Markus Einhorn (S11) was born in Vienna,


Austria, in 1984. He received the B.Sc. and Dipl.Ing. degrees (with distinction) in electrical engineering from the Vienna University of Technology in
2008 and 2009, respectively, where he is currently
pursuing the Ph.D. degree.
He is currently with the Mobility Department,
Electric Drive Technologies, AIT Austrian Institute
of Technology, Vienna, as a Research Associate. His
recent work has focused on the design and modeling
of power electronics and battery systems.
Mr. Einhorn is a member of the Modelica Association and of the OVE
Austrian Electrotechnical Association.

Werner Roessler was born in Bavaria in 1958. He


received the Dipl.-Ing. degree from the Technical
University Munich, Mnchen, Germany, in 1983,
after studying communications engineering.
Since 1983, he has been with the Semiconductor
Division, Siemens, Neubiberg, Germany (in 1999,
it became Infineon Technologies). Until 2000, he
was an Application Engineer for television engineering with focus on power supply, microcontrollers,
and teletext. He is a member of the International
Standardization Group for High Level Teletext. After
two years of Hardware development for a speech recognition chip, he moved to
the Automotive Division as Application Engineer for automotive sensors which
focus on magnetic and pressure sensors. Since 2006, he has been a System
Engineer for automotive hybrid applications with focus on battery management
systems.

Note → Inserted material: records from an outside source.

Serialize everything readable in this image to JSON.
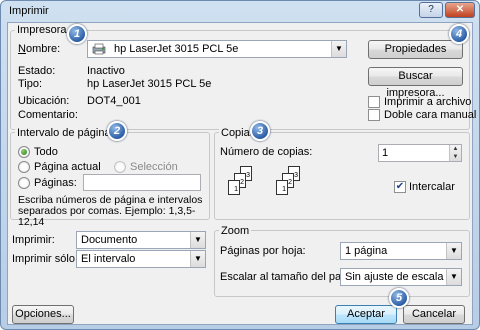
{
  "window": {
    "title": "Imprimir",
    "help_label": "?",
    "close_label": "✕"
  },
  "printer": {
    "group_label": "Impresora",
    "name_label": "Nombre:",
    "name_value": "hp LaserJet 3015 PCL 5e",
    "status_label": "Estado:",
    "status_value": "Inactivo",
    "type_label": "Tipo:",
    "type_value": "hp LaserJet 3015 PCL 5e",
    "location_label": "Ubicación:",
    "location_value": "DOT4_001",
    "comment_label": "Comentario:",
    "properties_button": "Propiedades",
    "find_button": "Buscar impresora...",
    "print_to_file_label": "Imprimir a archivo",
    "print_to_file_checked": false,
    "duplex_label": "Doble cara manual",
    "duplex_checked": false
  },
  "page_range": {
    "group_label": "Intervalo de páginas",
    "all_label": "Todo",
    "current_label": "Página actual",
    "selection_label": "Selección",
    "pages_label": "Páginas:",
    "pages_value": "",
    "selected": "all",
    "hint": "Escriba números de página e intervalos separados por comas. Ejemplo: 1,3,5-12,14"
  },
  "copies": {
    "group_label": "Copias",
    "count_label": "Número de copias:",
    "count_value": "1",
    "collate_label": "Intercalar",
    "collate_checked": true,
    "page_numbers": [
      "1",
      "2",
      "3"
    ]
  },
  "print_what": {
    "print_label": "Imprimir:",
    "print_value": "Documento",
    "print_only_label": "Imprimir sólo:",
    "print_only_value": "El intervalo"
  },
  "zoom": {
    "group_label": "Zoom",
    "pages_per_sheet_label": "Páginas por hoja:",
    "pages_per_sheet_value": "1 página",
    "scale_label": "Escalar al tamaño del papel:",
    "scale_value": "Sin ajuste de escala"
  },
  "footer": {
    "options_button": "Opciones...",
    "ok_button": "Aceptar",
    "cancel_button": "Cancelar"
  },
  "callouts": [
    "1",
    "2",
    "3",
    "4",
    "5"
  ]
}
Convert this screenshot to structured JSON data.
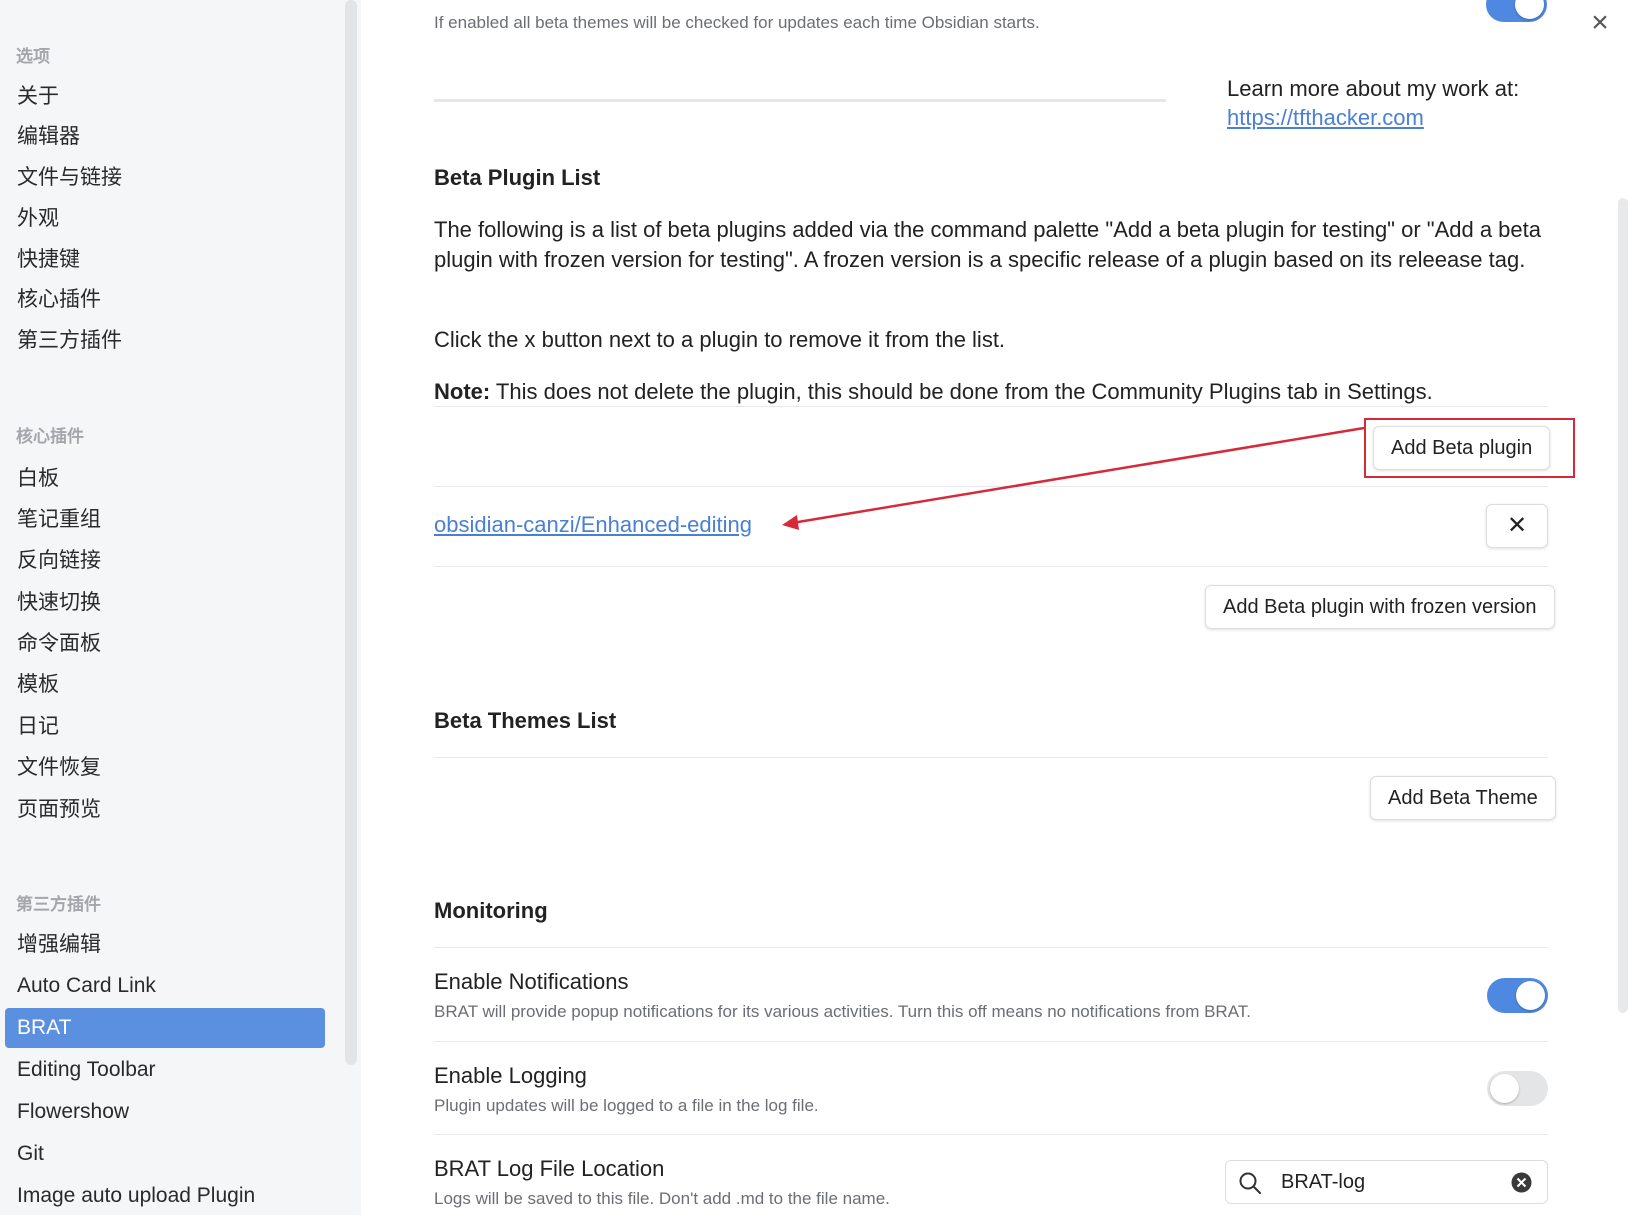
{
  "sidebar": {
    "sections": [
      {
        "title": "选项",
        "items": [
          "关于",
          "编辑器",
          "文件与链接",
          "外观",
          "快捷键",
          "核心插件",
          "第三方插件"
        ]
      },
      {
        "title": "核心插件",
        "items": [
          "白板",
          "笔记重组",
          "反向链接",
          "快速切换",
          "命令面板",
          "模板",
          "日记",
          "文件恢复",
          "页面预览"
        ]
      },
      {
        "title": "第三方插件",
        "items": [
          "增强编辑",
          "Auto Card Link",
          "BRAT",
          "Editing Toolbar",
          "Flowershow",
          "Git",
          "Image auto upload Plugin"
        ]
      }
    ],
    "active_item": "BRAT"
  },
  "top": {
    "theme_update_desc": "If enabled all beta themes will be checked for updates each time Obsidian starts.",
    "learn_more": "Learn more about my work at:",
    "learn_more_link": "https://tfthacker.com"
  },
  "plugin_list": {
    "heading": "Beta Plugin List",
    "para1": "The following is a list of beta plugins added via the command palette \"Add a beta plugin for testing\" or \"Add a beta plugin with frozen version for testing\". A frozen version is a specific release of a plugin based on its releease tag.",
    "para2": "Click the x button next to a plugin to remove it from the list.",
    "note_label": "Note:",
    "note_text": " This does not delete the plugin, this should be done from the Community Plugins tab in Settings.",
    "add_button": "Add Beta plugin",
    "plugin_entry": "obsidian-canzi/Enhanced-editing",
    "remove_button": "✕",
    "frozen_button": "Add Beta plugin with frozen version"
  },
  "themes_list": {
    "heading": "Beta Themes List",
    "add_button": "Add Beta Theme"
  },
  "monitoring": {
    "heading": "Monitoring",
    "notifications_name": "Enable Notifications",
    "notifications_desc": "BRAT will provide popup notifications for its various activities. Turn this off means no notifications from BRAT.",
    "notifications_on": true,
    "logging_name": "Enable Logging",
    "logging_desc": "Plugin updates will be logged to a file in the log file.",
    "logging_on": false,
    "log_location_name": "BRAT Log File Location",
    "log_location_desc": "Logs will be saved to this file. Don't add .md to the file name.",
    "log_location_value": "BRAT-log"
  },
  "colors": {
    "accent": "#5b8fe0",
    "toggle_on": "#4f88e0",
    "annotation": "#d42a3a",
    "link": "#4a7fd6"
  }
}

2457

Juergen Fleig received the Diploma degree


in physics from the University of Tuebingen,
Tuebingen, Germany, in 1991 and the Ph.D. degree
in chemistry from the Max-Planck-Institute of
Solid-State Research, Stuttgart, Germany, in 1995.
After working as a Researcher with the MaxPlanck-Institute of Solid-State Research for several
years, he accepted a position as Professor of electrochemistry with the Vienna University of Technology,
Vienna, Austria, in 2005. His main research subjects
are electroceramics and materials for electrochemical energy conversion devices, including basic investigations on the physical
and chemical processes determining cell efficiencies.